You may have already noticed that we have recently added a new feature to our tool, so that now WPThemeDetector not only detects themes but plugins as well.
This morning I got a tweet from one of our users who was worried about the security of his blog. He twitted it right after checking his own domain in WPThemeDetector and realizing that the plugins he uses were detected and listed. It literally read like this:
“@wpthemedetector how do you detect plugins? Do I have a security hole?”
I quickly answered, telling him not to worry at all and suggesting him to read our Frequently Asked Questions, where this is briefly explained. Nevertheless, I decided to write this post to further explain how we do to automatically detect WordPress plugins in a site, what information you´ll get and what you won´t, and the way we deliver that information to you.
First of all, I would like to make clear that our tool will detect only the active plugins used by the analyzed website for which references can be found in the html code genereted and sent by the site´s server.
From the security point of view, that means that if you are checking your own website with our tool, it will do the same harm to your site than any browser would: none at all. So you might or might not have a security hole in your site, but in case you do, we don´t know it and what´s more, we don´t even want to know about it: we will be only reading the html code sent by you (well, I mean, by your server).
Now, from our typical user´s point of view, that also means that we might not be able to detect all the plugins that are used in the analyzed site. Does this disappoint you in any way? I believe it shouldn´t.
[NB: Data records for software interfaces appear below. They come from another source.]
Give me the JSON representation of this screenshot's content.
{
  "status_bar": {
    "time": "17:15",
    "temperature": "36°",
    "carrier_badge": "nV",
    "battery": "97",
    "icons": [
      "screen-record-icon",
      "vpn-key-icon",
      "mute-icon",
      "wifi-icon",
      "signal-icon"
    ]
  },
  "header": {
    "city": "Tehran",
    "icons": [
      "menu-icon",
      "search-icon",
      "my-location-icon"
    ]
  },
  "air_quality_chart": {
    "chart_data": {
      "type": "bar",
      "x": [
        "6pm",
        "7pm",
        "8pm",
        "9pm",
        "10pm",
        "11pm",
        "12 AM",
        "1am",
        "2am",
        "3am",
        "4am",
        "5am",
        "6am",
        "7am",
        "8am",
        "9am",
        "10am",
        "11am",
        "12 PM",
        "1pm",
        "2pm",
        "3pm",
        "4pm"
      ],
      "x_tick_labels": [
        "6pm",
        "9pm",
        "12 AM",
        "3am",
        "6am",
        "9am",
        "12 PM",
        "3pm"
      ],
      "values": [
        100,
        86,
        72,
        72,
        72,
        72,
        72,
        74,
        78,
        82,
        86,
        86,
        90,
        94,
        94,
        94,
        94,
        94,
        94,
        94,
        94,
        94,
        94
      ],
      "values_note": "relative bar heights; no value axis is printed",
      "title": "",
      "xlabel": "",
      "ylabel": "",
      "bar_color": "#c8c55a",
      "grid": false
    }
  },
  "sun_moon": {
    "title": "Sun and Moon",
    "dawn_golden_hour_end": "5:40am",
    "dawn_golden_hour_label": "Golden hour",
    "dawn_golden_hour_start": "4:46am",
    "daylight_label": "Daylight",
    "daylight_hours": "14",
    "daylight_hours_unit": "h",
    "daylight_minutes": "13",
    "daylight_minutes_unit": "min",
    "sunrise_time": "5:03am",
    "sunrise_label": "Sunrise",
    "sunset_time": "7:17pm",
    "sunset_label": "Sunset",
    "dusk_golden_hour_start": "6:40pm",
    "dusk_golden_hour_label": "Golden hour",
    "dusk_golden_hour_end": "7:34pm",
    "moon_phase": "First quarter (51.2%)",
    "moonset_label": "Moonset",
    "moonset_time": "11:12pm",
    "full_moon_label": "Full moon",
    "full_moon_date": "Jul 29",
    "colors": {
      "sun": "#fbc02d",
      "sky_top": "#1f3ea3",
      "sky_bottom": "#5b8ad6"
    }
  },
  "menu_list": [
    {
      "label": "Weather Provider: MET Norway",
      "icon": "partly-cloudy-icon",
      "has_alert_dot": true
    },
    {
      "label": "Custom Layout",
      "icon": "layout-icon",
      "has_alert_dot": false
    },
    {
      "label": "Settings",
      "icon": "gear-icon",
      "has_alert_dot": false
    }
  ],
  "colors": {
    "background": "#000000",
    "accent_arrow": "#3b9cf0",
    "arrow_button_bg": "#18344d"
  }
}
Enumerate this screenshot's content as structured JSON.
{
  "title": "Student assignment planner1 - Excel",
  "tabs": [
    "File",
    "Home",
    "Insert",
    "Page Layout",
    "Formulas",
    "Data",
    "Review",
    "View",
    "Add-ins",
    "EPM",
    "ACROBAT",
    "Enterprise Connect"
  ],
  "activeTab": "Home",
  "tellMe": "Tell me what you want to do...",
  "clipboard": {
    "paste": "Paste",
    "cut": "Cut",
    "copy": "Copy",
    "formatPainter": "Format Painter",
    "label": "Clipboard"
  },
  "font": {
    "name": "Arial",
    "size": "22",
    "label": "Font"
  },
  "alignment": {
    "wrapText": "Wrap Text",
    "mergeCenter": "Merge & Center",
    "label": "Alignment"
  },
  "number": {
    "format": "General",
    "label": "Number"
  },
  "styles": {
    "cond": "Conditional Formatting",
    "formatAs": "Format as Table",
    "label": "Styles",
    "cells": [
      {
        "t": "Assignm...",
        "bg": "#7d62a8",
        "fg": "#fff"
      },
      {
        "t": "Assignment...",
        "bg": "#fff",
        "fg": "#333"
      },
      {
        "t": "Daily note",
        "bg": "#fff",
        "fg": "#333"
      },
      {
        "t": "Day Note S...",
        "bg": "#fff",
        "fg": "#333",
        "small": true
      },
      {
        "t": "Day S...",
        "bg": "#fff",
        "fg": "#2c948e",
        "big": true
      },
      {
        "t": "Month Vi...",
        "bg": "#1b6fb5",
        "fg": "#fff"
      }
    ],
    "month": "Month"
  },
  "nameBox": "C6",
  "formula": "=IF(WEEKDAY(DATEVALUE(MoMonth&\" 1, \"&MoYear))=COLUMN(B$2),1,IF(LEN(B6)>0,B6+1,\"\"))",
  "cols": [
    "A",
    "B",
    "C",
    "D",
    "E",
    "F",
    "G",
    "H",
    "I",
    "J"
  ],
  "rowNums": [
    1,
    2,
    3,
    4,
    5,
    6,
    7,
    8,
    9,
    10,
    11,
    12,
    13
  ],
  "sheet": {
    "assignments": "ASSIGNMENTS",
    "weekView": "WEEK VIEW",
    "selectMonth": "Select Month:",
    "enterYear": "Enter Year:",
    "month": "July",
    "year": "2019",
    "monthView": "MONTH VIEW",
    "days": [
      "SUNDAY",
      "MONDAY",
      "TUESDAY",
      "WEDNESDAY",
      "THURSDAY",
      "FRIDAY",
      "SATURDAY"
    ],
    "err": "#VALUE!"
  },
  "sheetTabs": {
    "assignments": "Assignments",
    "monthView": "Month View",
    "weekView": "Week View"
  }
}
I mean, why would you be interested in knowing that the owner of a blog uses, for example, BackupBuddy to back it up? I can think of no reason for it, unless you are part of iThemes. We designed our WordPress Theme Detector to give you valuable information about the WordPress sites you like, not to snoop.
We can look at it this way: If something makes you wonder what plugins are being used in a site and you want to use our tool to find out, that must be something you´ve noticed (somehow you already “detected” it). It could be how well and fast it loads, or some widget you didn´t know about, or how nicely are social media integrated on the site, or any other functionality that caught yor attention. You name it. But one thing is for sure: it wasn´t something hidden and not noticeable, not for instance something that applies only to the backend or admin area of that site.
So the apparently bad news is that the list of plugins that we are showing you for a particular website does not necessarily include all its active plugins, as we say in the note below the list.
However, the good news is this: If you saw something you liked on that site which is accomplished by a plugin and you want to get more details about it, most surely the html source code is including information about that plugin, because otherwise your browser wouldn´t had let you notice it. And, if that information can be found in the source code, our WordPress plugin detector will find it and you´ll have that plugin listed as part of our results for your query.
Once you have the name of the detected plugins in that list, we offer you two possiblities to access the detailed information about each plugin. As the primary source for further information we are including a button that will take you directly to the plugin page in the WordPress repository, where the vast majority of plugins are submitted and included, or directly to the plugin website. For a small percentage of plugins this won´t work though, so as an alternative we also offer you a Google search link ready for finding the plugin details for those less usual cases.
Now that you got a little insight into our WordPress plugin detection feature, I hope you like and enjoy our tool better. I´ll be waiting for your comments.